I don’t have one and use a sock at my hotend.

I have always wanted to make a test pattern generator for dialing in settings. There are a million test objects for evaluating a single set of settings, but it seems to me it would be much more powerful to sweep a few settings within a single object and have the outcome tell you the best value directly. A few jobs, sweeping a couple parameters each, should get damn good with very little trial and error. TBH I am surprised nobody has done this yet.

But alas, it has not risen high enough in my list of projects.


They don’t do great with reflective surfaces. If you had some kind of temporary high temp black paint or tape it would work I think. Maybe just rigging something up so the nozzle was pressed against the metal end of regular oven or meat thermometer might work.

They do alright with the melted filament that gets all over the hotend though.

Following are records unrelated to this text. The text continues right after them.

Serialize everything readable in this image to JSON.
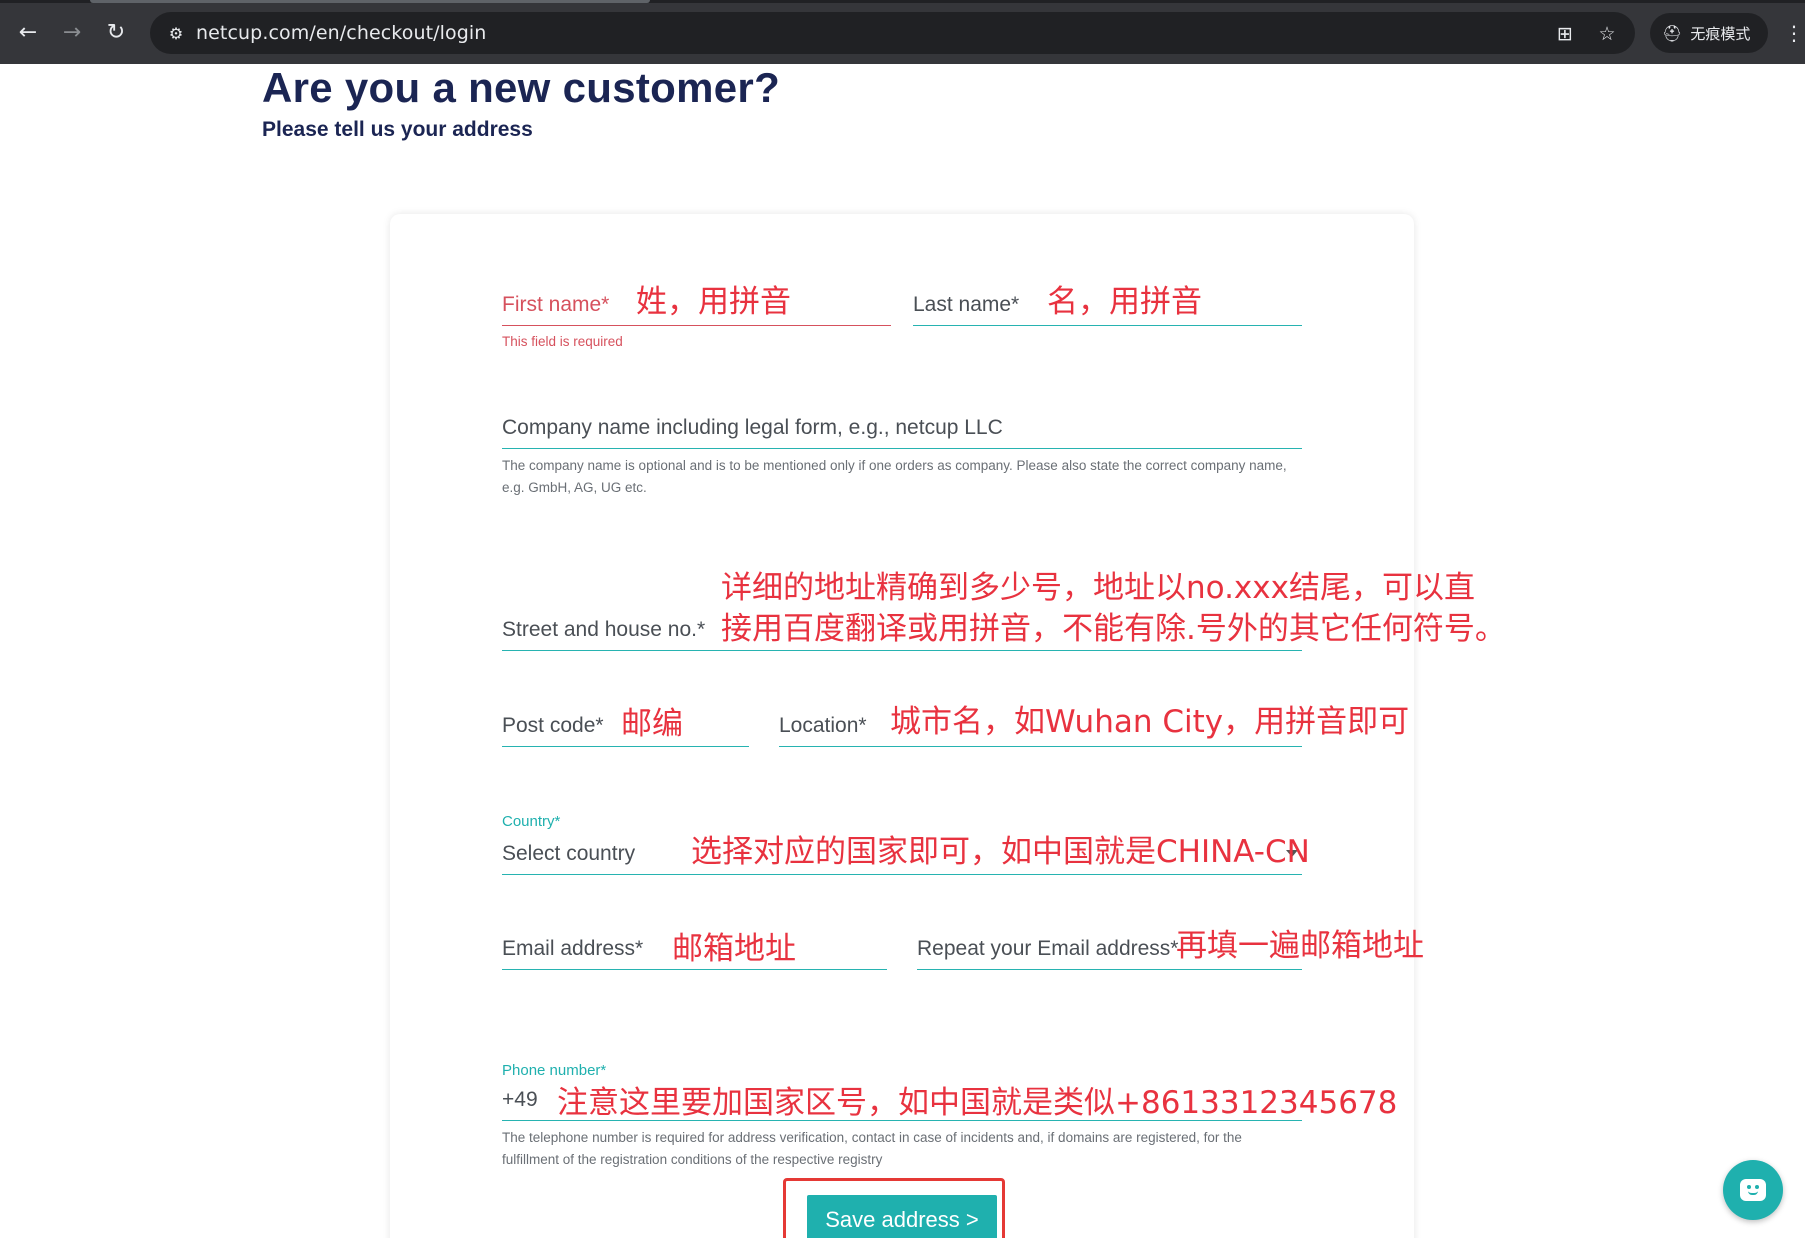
{
  "browser": {
    "url": "netcup.com/en/checkout/login",
    "incognito_label": "无痕模式"
  },
  "page": {
    "title": "Are you a new customer?",
    "subtitle": "Please tell us your address"
  },
  "form": {
    "first_name": {
      "label": "First name*",
      "error": "This field is required"
    },
    "last_name": {
      "label": "Last name*"
    },
    "company": {
      "label": "Company name including legal form, e.g., netcup LLC",
      "helper": "The company name is optional and is to be mentioned only if one orders as company. Please also state the correct company name, e.g. GmbH, AG, UG etc."
    },
    "street": {
      "label": "Street and house no.*"
    },
    "post_code": {
      "label": "Post code*"
    },
    "location": {
      "label": "Location*"
    },
    "country": {
      "float_label": "Country*",
      "value": "Select country"
    },
    "email": {
      "label": "Email address*"
    },
    "email_repeat": {
      "label": "Repeat your Email address*"
    },
    "phone": {
      "float_label": "Phone number*",
      "prefix": "+49",
      "helper": "The telephone number is required for address verification, contact in case of incidents and, if domains are registered, for the fulfillment of the registration conditions of the respective registry"
    },
    "save_label": "Save address >"
  },
  "annotations": {
    "first_name": "姓，用拼音",
    "last_name": "名，用拼音",
    "street_line1": "详细的地址精确到多少号，地址以no.xxx结尾，可以直",
    "street_line2": "接用百度翻译或用拼音，不能有除.号外的其它任何符号。",
    "post_code": "邮编",
    "location": "城市名，如Wuhan City，用拼音即可",
    "country": "选择对应的国家即可，如中国就是CHINA-CN",
    "email": "邮箱地址",
    "email_repeat": "再填一遍邮箱地址",
    "phone": "注意这里要加国家区号，如中国就是类似+8613312345678"
  },
  "colors": {
    "accent": "#1fb0ae",
    "error": "#d6515d",
    "heading": "#1b2553",
    "annotation": "#e8323f"
  }
}
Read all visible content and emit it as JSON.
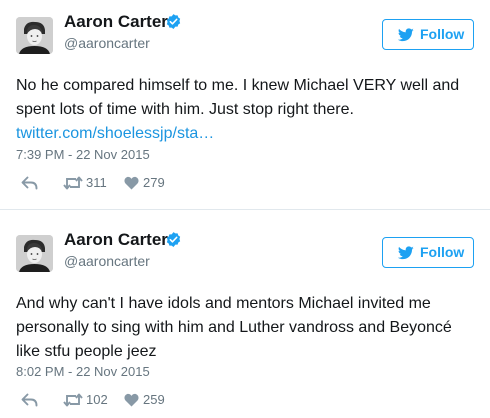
{
  "tweets": [
    {
      "name": "Aaron Carter",
      "handle": "@aaroncarter",
      "follow_label": "Follow",
      "text_lines": [
        "No he compared himself to me. I knew Michael VERY well and",
        "spent lots of time with him. Just stop right there."
      ],
      "link_text": "twitter.com/shoelessjp/sta…",
      "timestamp": "7:39 PM - 22 Nov 2015",
      "retweets": "311",
      "likes": "279"
    },
    {
      "name": "Aaron Carter",
      "handle": "@aaroncarter",
      "follow_label": "Follow",
      "text_lines": [
        "And why can't I have idols and mentors Michael invited me",
        "personally to sing with him and Luther vandross and Beyoncé",
        "like stfu people jeez"
      ],
      "timestamp": "8:02 PM - 22 Nov 2015",
      "retweets": "102",
      "likes": "259"
    }
  ],
  "icons": {
    "verified": "verified-badge-icon",
    "bird": "twitter-bird-icon",
    "reply": "reply-icon",
    "retweet": "retweet-icon",
    "like": "heart-icon"
  },
  "colors": {
    "accent": "#1da1f2",
    "link": "#1b95e0",
    "muted": "#66757f",
    "text": "#14171a",
    "divider": "#e1e8ed"
  }
}
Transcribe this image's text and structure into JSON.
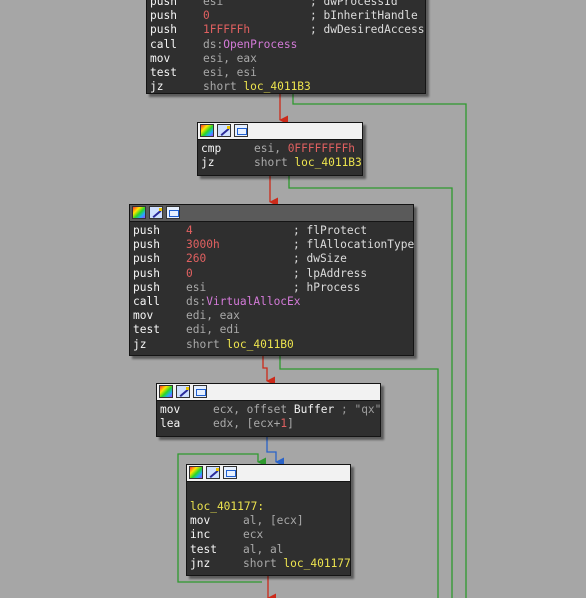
{
  "colors": {
    "background": "#a6a6a6",
    "node_background": "#2f2f2f",
    "edge_true": "#2f9a2f",
    "edge_false": "#cc2a1a",
    "edge_normal": "#2a63c8",
    "mnemonic": "#f5f5f5",
    "number": "#e06060",
    "symbol": "#d37ad8",
    "location": "#ece34e"
  },
  "header_icons": [
    "graph-overview-icon",
    "edit-node-icon",
    "node-picture-icon"
  ],
  "nodes": [
    {
      "id": "block-open-process",
      "lines": [
        {
          "mn": "push",
          "op": "esi",
          "cmt": "; dwProcessId"
        },
        {
          "mn": "push",
          "num": "0",
          "cmt": "; bInheritHandle"
        },
        {
          "mn": "push",
          "num": "1FFFFFh",
          "cmt": "; dwDesiredAccess"
        },
        {
          "mn": "call",
          "pre": "ds:",
          "sym": "OpenProcess"
        },
        {
          "mn": "mov",
          "op": "esi, eax"
        },
        {
          "mn": "test",
          "op": "esi, esi"
        },
        {
          "mn": "jz",
          "op": "short ",
          "loc": "loc_4011B3"
        }
      ]
    },
    {
      "id": "block-cmp",
      "lines": [
        {
          "mn": "cmp",
          "op": "esi, ",
          "num": "0FFFFFFFFh"
        },
        {
          "mn": "jz",
          "op": "short ",
          "loc": "loc_4011B3"
        }
      ]
    },
    {
      "id": "block-virtual-alloc",
      "lines": [
        {
          "mn": "push",
          "num": "4",
          "cmt": "; flProtect"
        },
        {
          "mn": "push",
          "num": "3000h",
          "cmt": "; flAllocationType"
        },
        {
          "mn": "push",
          "num": "260",
          "cmt": "; dwSize"
        },
        {
          "mn": "push",
          "num": "0",
          "cmt": "; lpAddress"
        },
        {
          "mn": "push",
          "op": "esi",
          "cmt": "; hProcess"
        },
        {
          "mn": "call",
          "pre": "ds:",
          "sym": "VirtualAllocEx"
        },
        {
          "mn": "mov",
          "op": "edi, eax"
        },
        {
          "mn": "test",
          "op": "edi, edi"
        },
        {
          "mn": "jz",
          "op": "short ",
          "loc": "loc_4011B0"
        }
      ]
    },
    {
      "id": "block-buffer",
      "lines": [
        {
          "mn": "mov",
          "op": "ecx, offset ",
          "lbl": "Buffer",
          "strc": " ; \"qx\""
        },
        {
          "mn": "lea",
          "op": "edx, [ecx+",
          "num": "1",
          "op2": "]"
        }
      ]
    },
    {
      "id": "block-loop",
      "lines": [
        {
          "label": "loc_401177:"
        },
        {
          "mn": "mov",
          "op": "al, [ecx]"
        },
        {
          "mn": "inc",
          "op": "ecx"
        },
        {
          "mn": "test",
          "op": "al, al"
        },
        {
          "mn": "jnz",
          "op": "short ",
          "loc": "loc_401177"
        }
      ]
    }
  ]
}
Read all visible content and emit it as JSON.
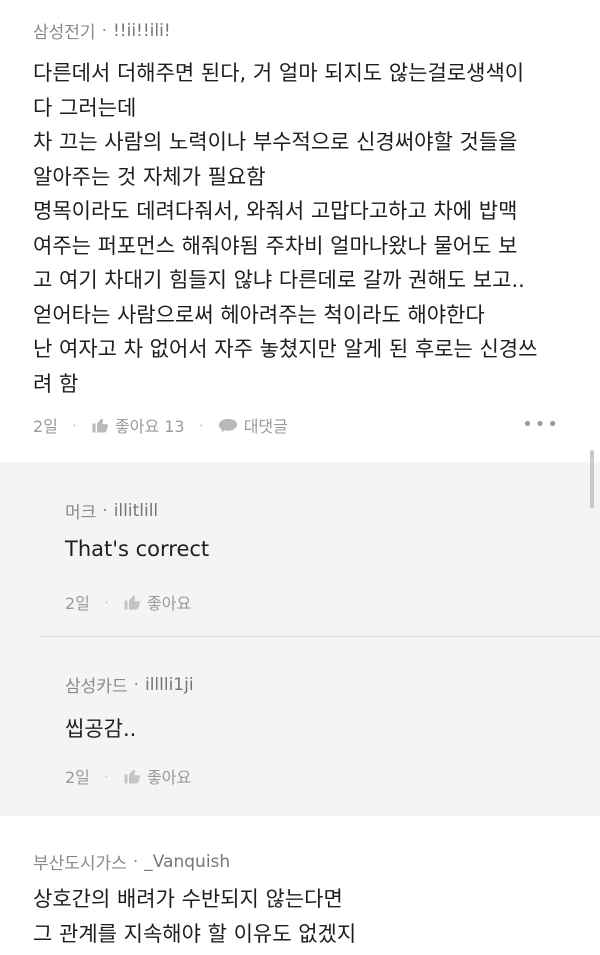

Mine seems to have a hard time with something as tiny as the nozzle and my block is chrome… maybe I’ll have to give it another try now I have one of those black e3d nozzles though.